▶ **MATERIAL TO PROCESS**:
——

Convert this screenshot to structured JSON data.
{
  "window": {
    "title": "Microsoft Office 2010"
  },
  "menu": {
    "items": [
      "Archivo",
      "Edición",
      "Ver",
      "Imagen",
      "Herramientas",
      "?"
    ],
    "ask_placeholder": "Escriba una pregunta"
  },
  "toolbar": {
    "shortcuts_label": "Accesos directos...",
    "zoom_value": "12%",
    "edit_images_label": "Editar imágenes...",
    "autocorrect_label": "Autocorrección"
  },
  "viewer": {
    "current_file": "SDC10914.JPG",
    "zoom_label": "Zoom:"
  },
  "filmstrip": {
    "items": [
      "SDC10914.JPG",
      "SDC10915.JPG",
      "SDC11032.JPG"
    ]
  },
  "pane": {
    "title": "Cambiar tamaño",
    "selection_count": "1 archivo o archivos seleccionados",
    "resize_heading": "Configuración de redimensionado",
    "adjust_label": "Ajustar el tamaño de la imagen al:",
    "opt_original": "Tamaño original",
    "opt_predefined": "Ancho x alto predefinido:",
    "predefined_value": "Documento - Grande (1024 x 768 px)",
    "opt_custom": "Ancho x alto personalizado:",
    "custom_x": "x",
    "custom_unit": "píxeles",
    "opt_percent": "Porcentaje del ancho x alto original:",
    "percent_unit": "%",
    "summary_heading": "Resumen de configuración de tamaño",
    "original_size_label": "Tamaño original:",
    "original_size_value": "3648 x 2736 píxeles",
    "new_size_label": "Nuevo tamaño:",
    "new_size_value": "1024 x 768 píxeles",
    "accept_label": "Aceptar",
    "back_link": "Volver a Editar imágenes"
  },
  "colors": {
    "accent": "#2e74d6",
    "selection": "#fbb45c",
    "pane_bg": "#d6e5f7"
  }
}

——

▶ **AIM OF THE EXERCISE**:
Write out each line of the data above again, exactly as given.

▶ **SOLUTION**:
Convert this screenshot to structured JSON data.
{
  "window": {
    "title": "Microsoft Office 2010"
  },
  "menu": {
    "items": [
      "Archivo",
      "Edición",
      "Ver",
      "Imagen",
      "Herramientas",
      "?"
    ],
    "ask_placeholder": "Escriba una pregunta"
  },
  "toolbar": {
    "shortcuts_label": "Accesos directos...",
    "zoom_value": "12%",
    "edit_images_label": "Editar imágenes...",
    "autocorrect_label": "Autocorrección"
  },
  "viewer": {
    "current_file": "SDC10914.JPG",
    "zoom_label": "Zoom:"
  },
  "filmstrip": {
    "items": [
      "SDC10914.JPG",
      "SDC10915.JPG",
      "SDC11032.JPG"
    ]
  },
  "pane": {
    "title": "Cambiar tamaño",
    "selection_count": "1 archivo o archivos seleccionados",
    "resize_heading": "Configuración de redimensionado",
    "adjust_label": "Ajustar el tamaño de la imagen al:",
    "opt_original": "Tamaño original",
    "opt_predefined": "Ancho x alto predefinido:",
    "predefined_value": "Documento - Grande (1024 x 768 px)",
    "opt_custom": "Ancho x alto personalizado:",
    "custom_x": "x",
    "custom_unit": "píxeles",
    "opt_percent": "Porcentaje del ancho x alto original:",
    "percent_unit": "%",
    "summary_heading": "Resumen de configuración de tamaño",
    "original_size_label": "Tamaño original:",
    "original_size_value": "3648 x 2736 píxeles",
    "new_size_label": "Nuevo tamaño:",
    "new_size_value": "1024 x 768 píxeles",
    "accept_label": "Aceptar",
    "back_link": "Volver a Editar imágenes"
  },
  "colors": {
    "accent": "#2e74d6",
    "selection": "#fbb45c",
    "pane_bg": "#d6e5f7"
  }
}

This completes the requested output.